▶ Input records
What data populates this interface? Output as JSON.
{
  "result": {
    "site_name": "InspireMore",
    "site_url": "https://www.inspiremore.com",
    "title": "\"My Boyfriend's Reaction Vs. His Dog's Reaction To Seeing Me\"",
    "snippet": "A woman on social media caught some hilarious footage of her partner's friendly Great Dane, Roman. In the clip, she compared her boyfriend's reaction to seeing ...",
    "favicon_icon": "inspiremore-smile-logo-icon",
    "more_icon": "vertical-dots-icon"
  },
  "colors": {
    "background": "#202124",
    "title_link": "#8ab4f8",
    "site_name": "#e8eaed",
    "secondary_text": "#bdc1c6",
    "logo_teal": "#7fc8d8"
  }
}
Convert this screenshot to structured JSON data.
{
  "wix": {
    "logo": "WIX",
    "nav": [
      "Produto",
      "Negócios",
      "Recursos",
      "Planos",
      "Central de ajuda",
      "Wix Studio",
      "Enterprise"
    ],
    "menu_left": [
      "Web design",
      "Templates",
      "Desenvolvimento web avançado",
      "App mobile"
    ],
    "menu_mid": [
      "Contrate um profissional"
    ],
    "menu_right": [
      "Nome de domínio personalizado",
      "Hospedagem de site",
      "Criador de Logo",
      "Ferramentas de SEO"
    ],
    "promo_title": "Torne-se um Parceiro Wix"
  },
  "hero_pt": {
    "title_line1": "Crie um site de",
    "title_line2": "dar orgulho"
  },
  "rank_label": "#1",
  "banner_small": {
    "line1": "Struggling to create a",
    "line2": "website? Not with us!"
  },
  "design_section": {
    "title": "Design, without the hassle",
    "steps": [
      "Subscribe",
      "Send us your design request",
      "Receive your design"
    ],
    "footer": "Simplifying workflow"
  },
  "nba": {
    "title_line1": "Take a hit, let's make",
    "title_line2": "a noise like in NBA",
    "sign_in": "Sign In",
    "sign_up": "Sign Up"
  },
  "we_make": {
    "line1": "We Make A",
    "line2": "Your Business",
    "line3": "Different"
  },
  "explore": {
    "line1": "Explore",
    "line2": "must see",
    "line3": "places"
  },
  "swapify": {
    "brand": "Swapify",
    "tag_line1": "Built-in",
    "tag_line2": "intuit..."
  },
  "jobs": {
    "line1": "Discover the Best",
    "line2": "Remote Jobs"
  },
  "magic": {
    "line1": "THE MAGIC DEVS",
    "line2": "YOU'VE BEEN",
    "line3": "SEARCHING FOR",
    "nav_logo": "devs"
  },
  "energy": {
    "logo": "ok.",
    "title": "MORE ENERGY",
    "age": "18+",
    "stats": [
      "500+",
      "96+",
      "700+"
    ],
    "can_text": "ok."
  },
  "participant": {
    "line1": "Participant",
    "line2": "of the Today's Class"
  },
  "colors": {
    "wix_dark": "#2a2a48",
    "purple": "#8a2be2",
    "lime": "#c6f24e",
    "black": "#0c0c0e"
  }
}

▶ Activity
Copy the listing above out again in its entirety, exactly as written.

▶ Your solution
What data populates this interface? Output as JSON.
{
  "result": {
    "site_name": "InspireMore",
    "site_url": "https://www.inspiremore.com",
    "title": "\"My Boyfriend's Reaction Vs. His Dog's Reaction To Seeing Me\"",
    "snippet": "A woman on social media caught some hilarious footage of her partner's friendly Great Dane, Roman. In the clip, she compared her boyfriend's reaction to seeing ...",
    "favicon_icon": "inspiremore-smile-logo-icon",
    "more_icon": "vertical-dots-icon"
  },
  "colors": {
    "background": "#202124",
    "title_link": "#8ab4f8",
    "site_name": "#e8eaed",
    "secondary_text": "#bdc1c6",
    "logo_teal": "#7fc8d8"
  }
}
Convert this screenshot to structured JSON data.
{
  "wix": {
    "logo": "WIX",
    "nav": [
      "Produto",
      "Negócios",
      "Recursos",
      "Planos",
      "Central de ajuda",
      "Wix Studio",
      "Enterprise"
    ],
    "menu_left": [
      "Web design",
      "Templates",
      "Desenvolvimento web avançado",
      "App mobile"
    ],
    "menu_mid": [
      "Contrate um profissional"
    ],
    "menu_right": [
      "Nome de domínio personalizado",
      "Hospedagem de site",
      "Criador de Logo",
      "Ferramentas de SEO"
    ],
    "promo_title": "Torne-se um Parceiro Wix"
  },
  "hero_pt": {
    "title_line1": "Crie um site de",
    "title_line2": "dar orgulho"
  },
  "rank_label": "#1",
  "banner_small": {
    "line1": "Struggling to create a",
    "line2": "website? Not with us!"
  },
  "design_section": {
    "title": "Design, without the hassle",
    "steps": [
      "Subscribe",
      "Send us your design request",
      "Receive your design"
    ],
    "footer": "Simplifying workflow"
  },
  "nba": {
    "title_line1": "Take a hit, let's make",
    "title_line2": "a noise like in NBA",
    "sign_in": "Sign In",
    "sign_up": "Sign Up"
  },
  "we_make": {
    "line1": "We Make A",
    "line2": "Your Business",
    "line3": "Different"
  },
  "explore": {
    "line1": "Explore",
    "line2": "must see",
    "line3": "places"
  },
  "swapify": {
    "brand": "Swapify",
    "tag_line1": "Built-in",
    "tag_line2": "intuit..."
  },
  "jobs": {
    "line1": "Discover the Best",
    "line2": "Remote Jobs"
  },
  "magic": {
    "line1": "THE MAGIC DEVS",
    "line2": "YOU'VE BEEN",
    "line3": "SEARCHING FOR",
    "nav_logo": "devs"
  },
  "energy": {
    "logo": "ok.",
    "title": "MORE ENERGY",
    "age": "18+",
    "stats": [
      "500+",
      "96+",
      "700+"
    ],
    "can_text": "ok."
  },
  "participant": {
    "line1": "Participant",
    "line2": "of the Today's Class"
  },
  "colors": {
    "wix_dark": "#2a2a48",
    "purple": "#8a2be2",
    "lime": "#c6f24e",
    "black": "#0c0c0e"
  }
}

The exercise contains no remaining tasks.